When was the last time you assessed your needs for life insurance? Now that you’re married, consider protecting your spouse’s financial future. Nowadays, you can get an affordable term life policy online without a medical exam (and we know just the place to apply… 😉).
Seriously though, term life insurance is effective for protecting the financial well-being of your marriage at a time when you’re most vulnerable — before you’ve had the opportunity to really increase your income or savings and you still owe significant debt.
If you have existing coverage already (go you!), ask yourself if it provides enough of a death benefit to protect your growing family in your absence. Will it pay off a mortgage if you’re no longer around?

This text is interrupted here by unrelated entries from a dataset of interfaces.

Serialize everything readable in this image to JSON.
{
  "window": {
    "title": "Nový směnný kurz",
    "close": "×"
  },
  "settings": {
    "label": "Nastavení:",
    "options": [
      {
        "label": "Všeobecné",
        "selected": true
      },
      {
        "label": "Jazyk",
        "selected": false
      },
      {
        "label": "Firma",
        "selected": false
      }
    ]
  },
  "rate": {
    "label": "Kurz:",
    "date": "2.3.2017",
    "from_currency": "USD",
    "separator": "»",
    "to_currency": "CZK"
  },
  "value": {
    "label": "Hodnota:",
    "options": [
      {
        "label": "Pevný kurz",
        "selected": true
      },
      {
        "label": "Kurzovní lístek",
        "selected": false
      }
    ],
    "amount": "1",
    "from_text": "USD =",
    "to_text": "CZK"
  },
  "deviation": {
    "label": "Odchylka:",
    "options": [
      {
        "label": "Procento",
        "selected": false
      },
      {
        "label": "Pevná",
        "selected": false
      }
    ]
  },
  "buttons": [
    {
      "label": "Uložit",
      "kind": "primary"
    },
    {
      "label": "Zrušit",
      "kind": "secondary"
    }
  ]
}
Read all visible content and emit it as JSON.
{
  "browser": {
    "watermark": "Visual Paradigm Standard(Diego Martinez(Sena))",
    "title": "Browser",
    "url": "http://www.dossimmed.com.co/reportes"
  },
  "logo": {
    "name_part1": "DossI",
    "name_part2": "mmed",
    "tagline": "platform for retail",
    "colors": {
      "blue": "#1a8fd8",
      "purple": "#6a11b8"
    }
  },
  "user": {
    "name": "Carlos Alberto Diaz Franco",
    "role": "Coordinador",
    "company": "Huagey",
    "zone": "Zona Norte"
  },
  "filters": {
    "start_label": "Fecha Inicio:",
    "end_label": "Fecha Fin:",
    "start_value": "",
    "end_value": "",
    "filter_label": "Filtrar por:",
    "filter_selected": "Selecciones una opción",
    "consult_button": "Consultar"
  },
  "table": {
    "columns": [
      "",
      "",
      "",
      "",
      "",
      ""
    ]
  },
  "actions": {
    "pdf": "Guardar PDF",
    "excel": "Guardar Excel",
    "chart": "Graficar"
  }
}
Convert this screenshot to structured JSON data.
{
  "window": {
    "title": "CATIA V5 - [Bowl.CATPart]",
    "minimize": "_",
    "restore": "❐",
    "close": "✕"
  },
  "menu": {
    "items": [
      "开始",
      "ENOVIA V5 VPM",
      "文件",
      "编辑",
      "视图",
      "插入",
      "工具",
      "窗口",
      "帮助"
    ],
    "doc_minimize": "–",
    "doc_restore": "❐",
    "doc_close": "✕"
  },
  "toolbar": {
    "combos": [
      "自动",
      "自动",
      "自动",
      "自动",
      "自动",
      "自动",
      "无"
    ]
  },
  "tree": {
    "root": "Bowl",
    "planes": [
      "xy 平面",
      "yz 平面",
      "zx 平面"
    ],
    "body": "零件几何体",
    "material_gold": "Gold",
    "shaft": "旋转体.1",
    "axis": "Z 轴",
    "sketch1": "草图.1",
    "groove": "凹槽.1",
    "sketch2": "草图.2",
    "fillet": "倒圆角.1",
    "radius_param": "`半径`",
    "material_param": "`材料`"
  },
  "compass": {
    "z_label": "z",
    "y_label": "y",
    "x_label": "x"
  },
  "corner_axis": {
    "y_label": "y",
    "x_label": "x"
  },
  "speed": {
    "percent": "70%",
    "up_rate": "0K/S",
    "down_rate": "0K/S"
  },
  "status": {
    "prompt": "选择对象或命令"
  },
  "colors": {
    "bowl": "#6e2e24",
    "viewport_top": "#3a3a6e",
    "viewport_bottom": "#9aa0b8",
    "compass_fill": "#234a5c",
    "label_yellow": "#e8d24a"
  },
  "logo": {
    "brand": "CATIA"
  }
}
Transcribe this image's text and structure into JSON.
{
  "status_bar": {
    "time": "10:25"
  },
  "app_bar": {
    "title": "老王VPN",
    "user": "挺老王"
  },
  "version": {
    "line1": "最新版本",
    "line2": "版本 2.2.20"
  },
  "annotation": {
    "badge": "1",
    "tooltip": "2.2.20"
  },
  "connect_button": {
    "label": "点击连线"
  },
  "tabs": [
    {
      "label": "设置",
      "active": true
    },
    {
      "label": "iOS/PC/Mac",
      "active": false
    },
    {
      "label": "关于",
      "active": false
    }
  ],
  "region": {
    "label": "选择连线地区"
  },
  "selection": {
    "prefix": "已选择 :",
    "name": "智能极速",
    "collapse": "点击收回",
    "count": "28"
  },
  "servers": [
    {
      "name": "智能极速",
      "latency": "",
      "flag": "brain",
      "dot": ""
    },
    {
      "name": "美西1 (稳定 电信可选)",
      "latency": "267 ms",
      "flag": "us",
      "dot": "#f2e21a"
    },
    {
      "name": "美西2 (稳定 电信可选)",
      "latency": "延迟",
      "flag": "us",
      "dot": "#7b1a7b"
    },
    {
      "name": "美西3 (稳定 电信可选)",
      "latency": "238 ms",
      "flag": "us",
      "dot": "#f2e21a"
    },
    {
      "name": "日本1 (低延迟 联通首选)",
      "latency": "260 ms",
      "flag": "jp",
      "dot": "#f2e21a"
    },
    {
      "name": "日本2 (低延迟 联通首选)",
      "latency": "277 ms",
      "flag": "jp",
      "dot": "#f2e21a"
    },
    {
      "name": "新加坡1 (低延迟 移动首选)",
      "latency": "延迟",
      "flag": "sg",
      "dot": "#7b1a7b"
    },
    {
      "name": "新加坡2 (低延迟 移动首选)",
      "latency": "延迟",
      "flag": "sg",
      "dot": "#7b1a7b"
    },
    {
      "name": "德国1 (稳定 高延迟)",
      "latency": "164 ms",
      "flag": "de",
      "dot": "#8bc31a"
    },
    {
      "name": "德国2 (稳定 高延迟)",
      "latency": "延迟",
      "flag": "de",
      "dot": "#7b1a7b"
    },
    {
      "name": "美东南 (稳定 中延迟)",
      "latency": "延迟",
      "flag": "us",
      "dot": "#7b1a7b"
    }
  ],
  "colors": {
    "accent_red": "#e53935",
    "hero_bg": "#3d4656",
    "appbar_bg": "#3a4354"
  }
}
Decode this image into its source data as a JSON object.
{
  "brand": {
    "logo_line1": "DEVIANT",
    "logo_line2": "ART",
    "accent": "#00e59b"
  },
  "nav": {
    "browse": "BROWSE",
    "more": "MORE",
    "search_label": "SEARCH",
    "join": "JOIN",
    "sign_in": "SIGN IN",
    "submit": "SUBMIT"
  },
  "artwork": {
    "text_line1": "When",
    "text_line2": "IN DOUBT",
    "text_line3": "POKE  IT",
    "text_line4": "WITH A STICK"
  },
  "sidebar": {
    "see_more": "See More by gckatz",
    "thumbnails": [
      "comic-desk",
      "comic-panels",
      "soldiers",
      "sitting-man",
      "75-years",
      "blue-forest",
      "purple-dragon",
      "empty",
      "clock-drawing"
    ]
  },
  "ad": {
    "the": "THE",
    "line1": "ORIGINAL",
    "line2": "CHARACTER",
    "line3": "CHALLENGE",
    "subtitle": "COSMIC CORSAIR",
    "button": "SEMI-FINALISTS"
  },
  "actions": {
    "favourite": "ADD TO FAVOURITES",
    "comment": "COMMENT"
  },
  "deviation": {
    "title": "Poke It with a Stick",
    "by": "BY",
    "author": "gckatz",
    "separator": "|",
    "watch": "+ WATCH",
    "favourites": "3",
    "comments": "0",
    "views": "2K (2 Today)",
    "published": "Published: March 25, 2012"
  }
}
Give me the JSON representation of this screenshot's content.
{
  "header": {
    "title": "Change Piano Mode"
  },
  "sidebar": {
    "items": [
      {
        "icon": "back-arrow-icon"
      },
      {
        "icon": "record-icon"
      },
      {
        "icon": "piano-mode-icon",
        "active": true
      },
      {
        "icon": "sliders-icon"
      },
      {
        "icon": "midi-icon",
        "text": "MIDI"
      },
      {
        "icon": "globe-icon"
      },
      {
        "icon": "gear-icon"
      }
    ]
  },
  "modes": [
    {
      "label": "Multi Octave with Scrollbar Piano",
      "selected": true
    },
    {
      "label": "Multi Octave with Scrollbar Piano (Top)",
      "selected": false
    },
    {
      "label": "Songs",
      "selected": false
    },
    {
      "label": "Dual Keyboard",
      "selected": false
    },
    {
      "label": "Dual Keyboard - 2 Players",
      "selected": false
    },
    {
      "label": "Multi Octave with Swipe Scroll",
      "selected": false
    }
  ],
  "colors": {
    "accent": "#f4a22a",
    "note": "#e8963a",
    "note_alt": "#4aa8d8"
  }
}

What about your auto loans or credit card debt?
Tying the knot is also the perfect time to review who’s going to get the policy’s proceeds if you pass on. Check your existing policy to see who you’ve listed as your beneficiaries. (Think about it: Do you want your life insurance proceeds to go to your ex if that’s no longer your intention? Ew.)
Life insurance for young married couples protects everything you’ve worked for while you’re alive and healthy. It’s lasting protection that helps demonstrate your undying love and desire to provide for your family.
8. Understand How Marriage Affects Your Taxes
Since we’ve already talked about death, let’s not forget taxes! (The two always go hand-in-hand, don’t they?)
First, you’re going to want to update your W-2 tax withholding. Since your taxes may increase due to the “marriage penalty,” it might be prudent to have more taxes taken from your paycheck by claiming “0.” This will save you from a large bill at tax time.
Your joint income might actually push you into a new tax bracket and your filing status is likely to change, too. In most cases, it’s likely you and your spouse will choose the “married filing jointly” filing status, in which you fill out one tax return (and are both accountable for all the information you provided). However, it may sometimes be advantageous to choose “married filing separately,” particularly if one of you has high medical expenses or too little federal income tax withheld.
All of these changes can be overwhelming and a little bit confusing, so it’s generally a good idea to meet with a CPA or tax professional to put everything in proper order.
Say “I Do” to Creating a Healthy Financial Life as Newlyweds
Marriage requires hard work, dedication, and communication to maintain – as does the financial well-being of a young married couple. These financial tips for newlyweds will help you not only learn more about one another (like your S.O.’s near-obsession with growing a collection of cat artwork), but create a framework that supports and protects your financial goals, dreams, and integrity.